# What to produce:
Below is a listing; copy all of it exactly.

# Listed entries:
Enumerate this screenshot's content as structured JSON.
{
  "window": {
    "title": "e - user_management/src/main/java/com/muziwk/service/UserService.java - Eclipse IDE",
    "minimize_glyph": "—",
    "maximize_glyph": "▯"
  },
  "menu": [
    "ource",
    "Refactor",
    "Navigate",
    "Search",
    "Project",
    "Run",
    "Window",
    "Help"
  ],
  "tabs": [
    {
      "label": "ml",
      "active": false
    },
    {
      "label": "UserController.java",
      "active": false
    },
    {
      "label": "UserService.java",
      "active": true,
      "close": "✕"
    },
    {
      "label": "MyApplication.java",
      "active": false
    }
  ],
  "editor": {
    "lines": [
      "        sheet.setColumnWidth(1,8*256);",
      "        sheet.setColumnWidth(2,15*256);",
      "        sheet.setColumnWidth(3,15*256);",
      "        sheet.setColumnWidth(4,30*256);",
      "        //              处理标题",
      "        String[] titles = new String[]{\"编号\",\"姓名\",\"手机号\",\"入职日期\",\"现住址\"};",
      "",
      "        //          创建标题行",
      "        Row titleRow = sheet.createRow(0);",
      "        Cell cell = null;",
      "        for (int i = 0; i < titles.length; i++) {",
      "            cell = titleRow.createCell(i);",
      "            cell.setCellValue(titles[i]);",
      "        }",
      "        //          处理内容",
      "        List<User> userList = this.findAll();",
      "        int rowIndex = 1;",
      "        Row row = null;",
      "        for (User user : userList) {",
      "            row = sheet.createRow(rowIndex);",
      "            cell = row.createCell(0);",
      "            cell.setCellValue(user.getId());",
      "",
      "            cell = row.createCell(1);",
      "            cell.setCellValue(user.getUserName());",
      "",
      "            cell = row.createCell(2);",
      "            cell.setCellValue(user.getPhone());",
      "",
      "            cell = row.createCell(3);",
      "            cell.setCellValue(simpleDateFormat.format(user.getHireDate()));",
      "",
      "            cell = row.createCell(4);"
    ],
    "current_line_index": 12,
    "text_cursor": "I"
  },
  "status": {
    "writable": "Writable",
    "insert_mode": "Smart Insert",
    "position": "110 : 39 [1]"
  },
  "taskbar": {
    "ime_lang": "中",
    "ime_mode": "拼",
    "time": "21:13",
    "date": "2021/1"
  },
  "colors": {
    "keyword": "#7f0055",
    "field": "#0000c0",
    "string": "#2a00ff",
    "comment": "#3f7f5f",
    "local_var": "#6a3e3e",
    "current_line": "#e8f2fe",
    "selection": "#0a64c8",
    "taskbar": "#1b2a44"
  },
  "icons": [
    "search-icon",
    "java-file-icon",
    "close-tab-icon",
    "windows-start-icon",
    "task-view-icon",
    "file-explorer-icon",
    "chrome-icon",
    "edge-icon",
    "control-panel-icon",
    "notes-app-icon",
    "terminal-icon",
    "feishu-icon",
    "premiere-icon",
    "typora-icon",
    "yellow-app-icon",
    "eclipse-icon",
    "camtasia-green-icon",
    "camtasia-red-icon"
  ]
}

# Result of this exercise:
Enumerate this screenshot's content as structured JSON.
{
  "window": {
    "title": "e - user_management/src/main/java/com/muziwk/service/UserService.java - Eclipse IDE",
    "minimize_glyph": "—",
    "maximize_glyph": "▯"
  },
  "menu": [
    "ource",
    "Refactor",
    "Navigate",
    "Search",
    "Project",
    "Run",
    "Window",
    "Help"
  ],
  "tabs": [
    {
      "label": "ml",
      "active": false
    },
    {
      "label": "UserController.java",
      "active": false
    },
    {
      "label": "UserService.java",
      "active": true,
      "close": "✕"
    },
    {
      "label": "MyApplication.java",
      "active": false
    }
  ],
  "editor": {
    "lines": [
      "        sheet.setColumnWidth(1,8*256);",
      "        sheet.setColumnWidth(2,15*256);",
      "        sheet.setColumnWidth(3,15*256);",
      "        sheet.setColumnWidth(4,30*256);",
      "        //              处理标题",
      "        String[] titles = new String[]{\"编号\",\"姓名\",\"手机号\",\"入职日期\",\"现住址\"};",
      "",
      "        //          创建标题行",
      "        Row titleRow = sheet.createRow(0);",
      "        Cell cell = null;",
      "        for (int i = 0; i < titles.length; i++) {",
      "            cell = titleRow.createCell(i);",
      "            cell.setCellValue(titles[i]);",
      "        }",
      "        //          处理内容",
      "        List<User> userList = this.findAll();",
      "        int rowIndex = 1;",
      "        Row row = null;",
      "        for (User user : userList) {",
      "            row = sheet.createRow(rowIndex);",
      "            cell = row.createCell(0);",
      "            cell.setCellValue(user.getId());",
      "",
      "            cell = row.createCell(1);",
      "            cell.setCellValue(user.getUserName());",
      "",
      "            cell = row.createCell(2);",
      "            cell.setCellValue(user.getPhone());",
      "",
      "            cell = row.createCell(3);",
      "            cell.setCellValue(simpleDateFormat.format(user.getHireDate()));",
      "",
      "            cell = row.createCell(4);"
    ],
    "current_line_index": 12,
    "text_cursor": "I"
  },
  "status": {
    "writable": "Writable",
    "insert_mode": "Smart Insert",
    "position": "110 : 39 [1]"
  },
  "taskbar": {
    "ime_lang": "中",
    "ime_mode": "拼",
    "time": "21:13",
    "date": "2021/1"
  },
  "colors": {
    "keyword": "#7f0055",
    "field": "#0000c0",
    "string": "#2a00ff",
    "comment": "#3f7f5f",
    "local_var": "#6a3e3e",
    "current_line": "#e8f2fe",
    "selection": "#0a64c8",
    "taskbar": "#1b2a44"
  },
  "icons": [
    "search-icon",
    "java-file-icon",
    "close-tab-icon",
    "windows-start-icon",
    "task-view-icon",
    "file-explorer-icon",
    "chrome-icon",
    "edge-icon",
    "control-panel-icon",
    "notes-app-icon",
    "terminal-icon",
    "feishu-icon",
    "premiere-icon",
    "typora-icon",
    "yellow-app-icon",
    "eclipse-icon",
    "camtasia-green-icon",
    "camtasia-red-icon"
  ]
}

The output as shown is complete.